Because of Elijah’s obedience to leave his familiar and safe spot by the brook hope was not all he gave the widow. Because he obeyed the Lord he was able to be used by the Lord in a greater way than he ever would have been had he stayed by the brook. And I don’t know about you but I wonder if the ravens would have continued to bring him food had he been disobedient to God.
17 Some time later the son of the woman who owned the house became ill. He grew worse and worse, and finally stopped breathing. 18 She said to Elijah, “What do you have against me, man of God? Did you come to remind me of my sin and kill my son?”
19 “Give me your son,” Elijah replied.
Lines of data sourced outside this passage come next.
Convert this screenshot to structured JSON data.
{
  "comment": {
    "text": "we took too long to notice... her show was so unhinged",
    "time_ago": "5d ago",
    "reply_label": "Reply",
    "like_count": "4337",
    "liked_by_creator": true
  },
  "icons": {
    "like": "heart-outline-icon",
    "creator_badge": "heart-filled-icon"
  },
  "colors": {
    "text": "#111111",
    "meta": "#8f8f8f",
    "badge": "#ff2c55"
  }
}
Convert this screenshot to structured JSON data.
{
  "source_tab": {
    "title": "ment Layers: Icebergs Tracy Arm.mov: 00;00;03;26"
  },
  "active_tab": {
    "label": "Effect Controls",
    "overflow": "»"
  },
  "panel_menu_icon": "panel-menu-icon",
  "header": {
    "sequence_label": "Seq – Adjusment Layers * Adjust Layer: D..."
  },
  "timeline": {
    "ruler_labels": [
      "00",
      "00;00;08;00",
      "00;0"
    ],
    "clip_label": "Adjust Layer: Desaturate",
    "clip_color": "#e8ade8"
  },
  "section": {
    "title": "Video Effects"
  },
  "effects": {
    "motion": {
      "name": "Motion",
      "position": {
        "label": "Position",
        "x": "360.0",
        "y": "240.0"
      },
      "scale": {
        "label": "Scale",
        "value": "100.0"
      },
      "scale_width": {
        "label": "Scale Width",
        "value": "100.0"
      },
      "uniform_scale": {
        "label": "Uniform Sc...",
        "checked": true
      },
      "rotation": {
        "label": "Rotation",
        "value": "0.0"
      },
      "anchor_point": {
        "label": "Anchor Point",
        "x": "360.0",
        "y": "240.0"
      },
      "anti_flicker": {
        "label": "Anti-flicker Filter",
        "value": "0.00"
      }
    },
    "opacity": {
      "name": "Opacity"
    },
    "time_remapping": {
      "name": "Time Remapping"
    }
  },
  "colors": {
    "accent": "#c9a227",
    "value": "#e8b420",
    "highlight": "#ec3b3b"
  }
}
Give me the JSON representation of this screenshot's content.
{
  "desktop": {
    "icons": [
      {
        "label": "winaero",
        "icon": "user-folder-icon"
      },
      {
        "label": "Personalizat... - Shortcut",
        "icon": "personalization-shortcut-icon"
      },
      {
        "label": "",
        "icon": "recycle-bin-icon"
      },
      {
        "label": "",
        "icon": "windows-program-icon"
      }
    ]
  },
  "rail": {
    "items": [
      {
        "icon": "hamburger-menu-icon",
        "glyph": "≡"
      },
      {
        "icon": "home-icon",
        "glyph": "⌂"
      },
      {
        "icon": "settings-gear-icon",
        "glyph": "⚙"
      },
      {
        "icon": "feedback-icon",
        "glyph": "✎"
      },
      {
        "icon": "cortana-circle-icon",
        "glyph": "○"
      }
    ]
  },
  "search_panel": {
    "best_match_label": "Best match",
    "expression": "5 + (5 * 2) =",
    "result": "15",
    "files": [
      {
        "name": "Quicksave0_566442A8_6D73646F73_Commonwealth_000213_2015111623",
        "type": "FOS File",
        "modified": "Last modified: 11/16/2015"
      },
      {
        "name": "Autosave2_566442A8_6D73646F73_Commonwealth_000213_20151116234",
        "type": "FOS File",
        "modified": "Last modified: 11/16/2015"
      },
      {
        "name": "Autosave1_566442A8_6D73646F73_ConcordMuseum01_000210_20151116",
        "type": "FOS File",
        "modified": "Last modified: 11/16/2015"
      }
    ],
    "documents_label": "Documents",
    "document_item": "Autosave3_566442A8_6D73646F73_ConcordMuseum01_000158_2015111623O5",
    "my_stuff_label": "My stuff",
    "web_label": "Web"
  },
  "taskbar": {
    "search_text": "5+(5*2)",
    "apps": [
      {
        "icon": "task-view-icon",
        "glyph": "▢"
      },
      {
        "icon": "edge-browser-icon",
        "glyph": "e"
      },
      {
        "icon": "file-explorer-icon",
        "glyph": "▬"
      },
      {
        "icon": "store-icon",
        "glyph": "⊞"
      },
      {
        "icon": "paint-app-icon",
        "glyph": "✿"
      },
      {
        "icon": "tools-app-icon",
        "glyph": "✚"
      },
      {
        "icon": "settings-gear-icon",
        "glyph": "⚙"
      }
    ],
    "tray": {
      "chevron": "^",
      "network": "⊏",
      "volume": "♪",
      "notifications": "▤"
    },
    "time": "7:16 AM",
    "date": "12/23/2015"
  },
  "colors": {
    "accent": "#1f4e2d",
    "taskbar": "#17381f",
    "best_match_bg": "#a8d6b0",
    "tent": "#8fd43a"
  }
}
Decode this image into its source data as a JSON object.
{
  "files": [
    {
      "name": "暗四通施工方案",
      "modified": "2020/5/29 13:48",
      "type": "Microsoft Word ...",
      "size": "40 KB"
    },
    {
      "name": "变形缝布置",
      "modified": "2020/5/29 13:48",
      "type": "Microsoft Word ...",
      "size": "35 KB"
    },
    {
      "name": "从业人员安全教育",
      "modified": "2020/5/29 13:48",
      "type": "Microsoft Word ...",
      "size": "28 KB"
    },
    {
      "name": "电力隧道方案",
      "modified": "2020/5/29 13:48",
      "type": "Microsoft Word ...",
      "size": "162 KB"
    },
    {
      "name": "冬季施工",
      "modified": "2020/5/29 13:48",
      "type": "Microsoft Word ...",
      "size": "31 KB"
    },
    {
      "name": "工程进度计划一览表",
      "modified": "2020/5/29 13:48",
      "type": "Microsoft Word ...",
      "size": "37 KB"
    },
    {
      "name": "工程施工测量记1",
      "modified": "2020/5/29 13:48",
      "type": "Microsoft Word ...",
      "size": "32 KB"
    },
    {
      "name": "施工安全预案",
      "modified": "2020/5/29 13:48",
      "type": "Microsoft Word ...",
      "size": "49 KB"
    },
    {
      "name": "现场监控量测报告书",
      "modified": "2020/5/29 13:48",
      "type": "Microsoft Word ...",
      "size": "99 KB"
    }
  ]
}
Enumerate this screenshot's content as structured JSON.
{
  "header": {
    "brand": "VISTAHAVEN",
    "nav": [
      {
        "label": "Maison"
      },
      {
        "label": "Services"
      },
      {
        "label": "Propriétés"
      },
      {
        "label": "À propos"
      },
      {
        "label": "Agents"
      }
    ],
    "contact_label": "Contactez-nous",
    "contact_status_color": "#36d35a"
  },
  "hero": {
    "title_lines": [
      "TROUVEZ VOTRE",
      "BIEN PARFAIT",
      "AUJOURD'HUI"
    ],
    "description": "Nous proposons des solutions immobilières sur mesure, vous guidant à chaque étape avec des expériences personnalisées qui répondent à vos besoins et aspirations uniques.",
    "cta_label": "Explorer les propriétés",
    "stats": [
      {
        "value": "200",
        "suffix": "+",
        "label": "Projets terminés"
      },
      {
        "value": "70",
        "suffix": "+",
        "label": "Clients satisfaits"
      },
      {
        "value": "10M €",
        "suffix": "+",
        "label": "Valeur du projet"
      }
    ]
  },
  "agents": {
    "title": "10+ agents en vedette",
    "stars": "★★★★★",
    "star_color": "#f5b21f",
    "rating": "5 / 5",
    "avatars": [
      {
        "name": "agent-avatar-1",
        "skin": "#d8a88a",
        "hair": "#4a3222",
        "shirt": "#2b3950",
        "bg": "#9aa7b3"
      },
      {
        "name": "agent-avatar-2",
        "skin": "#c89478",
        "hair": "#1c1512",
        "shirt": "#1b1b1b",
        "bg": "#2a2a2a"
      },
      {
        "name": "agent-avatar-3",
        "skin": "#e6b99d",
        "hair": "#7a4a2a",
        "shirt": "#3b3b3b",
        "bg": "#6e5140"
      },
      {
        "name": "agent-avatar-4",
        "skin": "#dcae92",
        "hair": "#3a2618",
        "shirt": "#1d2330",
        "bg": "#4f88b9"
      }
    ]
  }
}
He took him from her arms, carried him to the upper room where he was staying, and laid him on his bed. 20 Then he cried out to the Lord, “Lord my God, have you brought tragedy even on this widow I am staying with, by causing her son to die?” 21 Then he stretched himself out on the boy three times and cried out to the Lord, “Lord my God, let this boy’s life return to him!”
22 The Lord heard Elijah’s cry, and the boy’s life returned to him, and he lived. 23 Elijah picked up the child and carried him down from the room into the house. He gave him to his mother and said, “Look, your son is alive!”
24 Then the woman said to Elijah, “Now I know that you are a man of God and that the word of the Lord from your mouth is the truth.”
God used Elijah to bring new life to the widow’s son. I can’t help but think that this gave her new life as well! I am sure she was thankful he didn’t stay by the brook. Every time she looked at her son she would be reminded of God’s goodness, mercy, and power.
What do you see when you look at the Son? Jesus Himself is the most “good and Godly” example I can think of and even His life had to come to an end in order to give us hope and to make new life available to us!
4 But God loves us deeply. He is full of mercy. 5 So he gave us new life because of what Christ has done. He gave us life even when we were dead in sin. God’s grace has saved you. 6 God raised us up with Christ. He has seated us with him in his heavenly kingdom. That’s because we belong to Christ Jesus.
He had to leave His familiar and things He knew so that the Holy Spirit could come.
6 Instead, your hearts are filled with sorrow because I have told you these things. 7 But I tell you the truth, it is for your benefit that I am going away. Unless I go away,the Advocate will not come to you; but if I go, I will send Him to you.